■ **Task description**
Copy every line of the entries that includes the word "Signature".

■ **Collected data**
::::::

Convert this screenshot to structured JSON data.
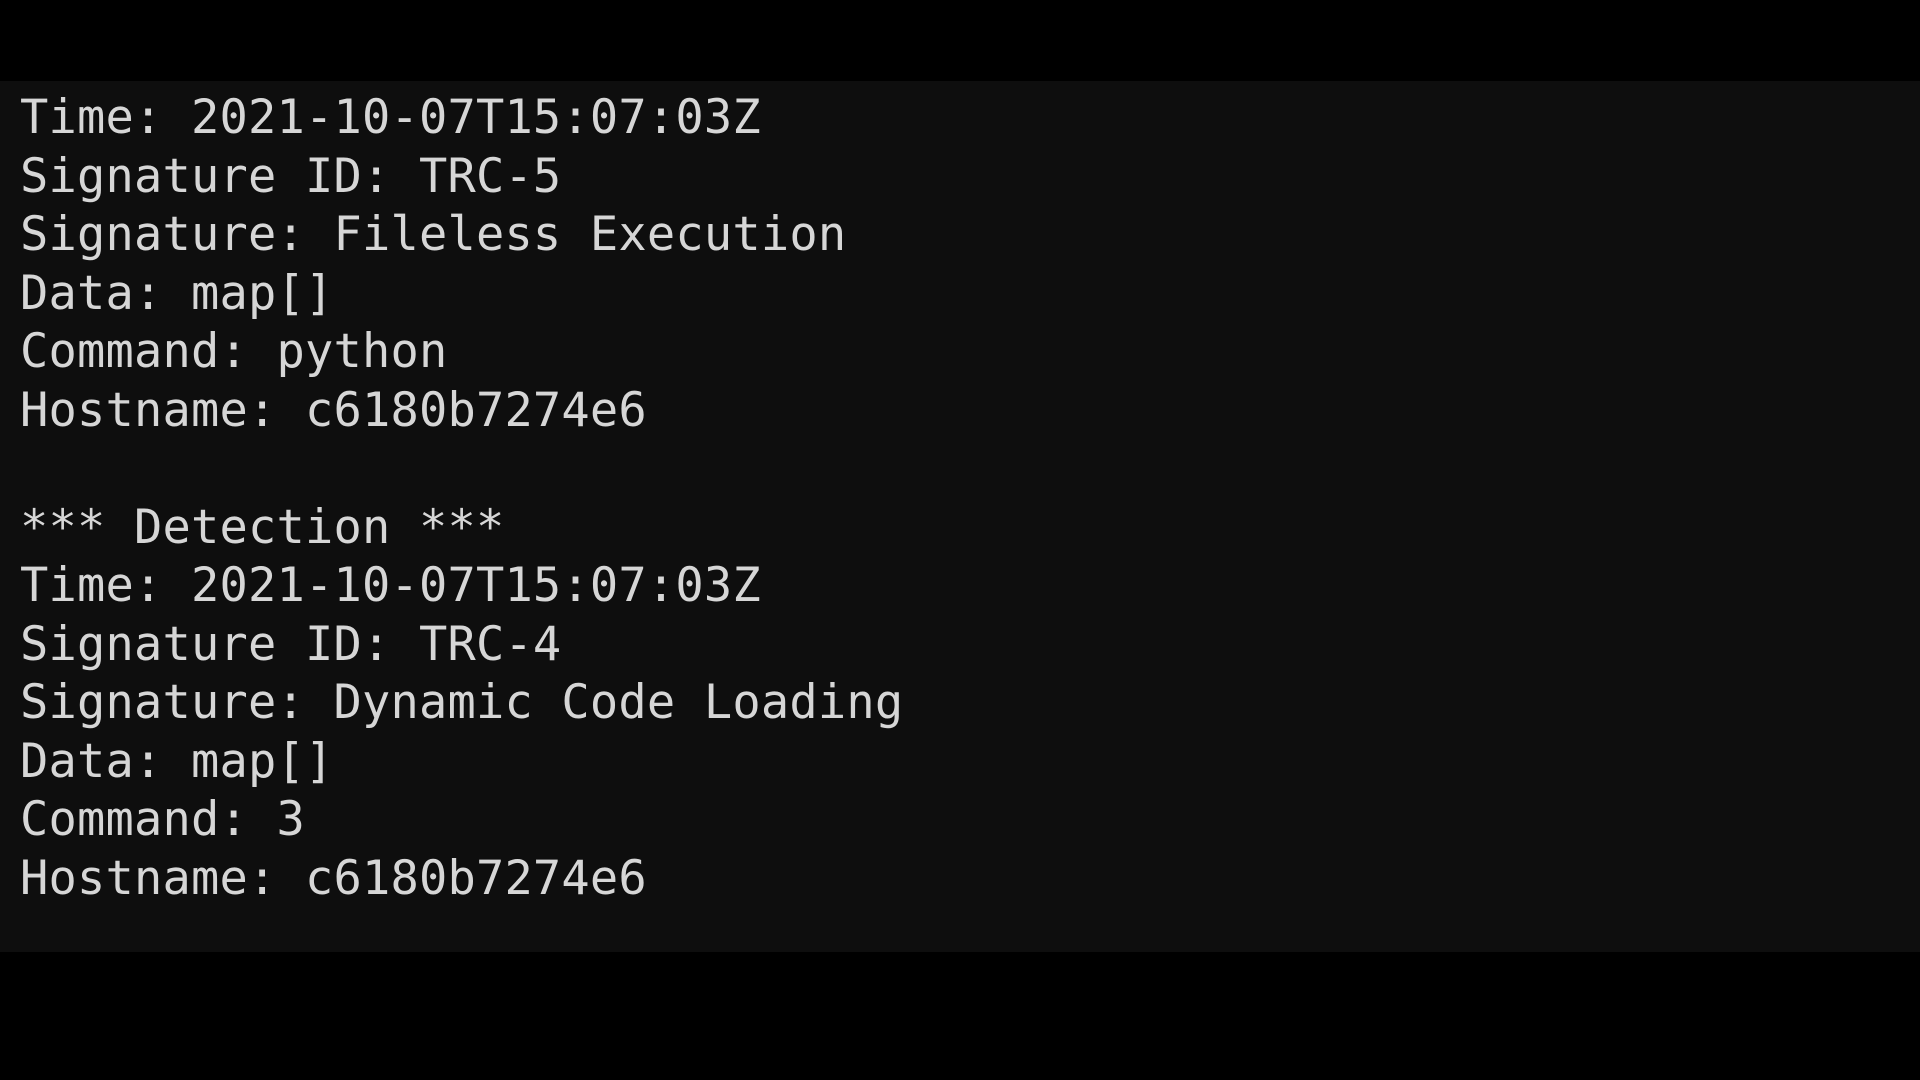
{
  "terminal": {
    "detection_1": {
      "time": "Time: 2021-10-07T15:07:03Z",
      "signature_id": "Signature ID: TRC-5",
      "signature": "Signature: Fileless Execution",
      "data": "Data: map[]",
      "command": "Command: python",
      "hostname": "Hostname: c6180b7274e6"
    },
    "detection_2": {
      "header": "*** Detection ***",
      "time": "Time: 2021-10-07T15:07:03Z",
      "signature_id": "Signature ID: TRC-4",
      "signature": "Signature: Dynamic Code Loading",
      "data": "Data: map[]",
      "command": "Command: 3",
      "hostname": "Hostname: c6180b7274e6"
    }
  },
  "colors": {
    "background": "#0e0e0e",
    "text": "#d6d6d6",
    "letterbox": "#000000"
  }
}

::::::

■ **Exercise output**
      "signature_id": "Signature ID: TRC-5",
      "signature": "Signature: Fileless Execution",
      "signature_id": "Signature ID: TRC-4",
      "signature": "Signature: Dynamic Code Loading",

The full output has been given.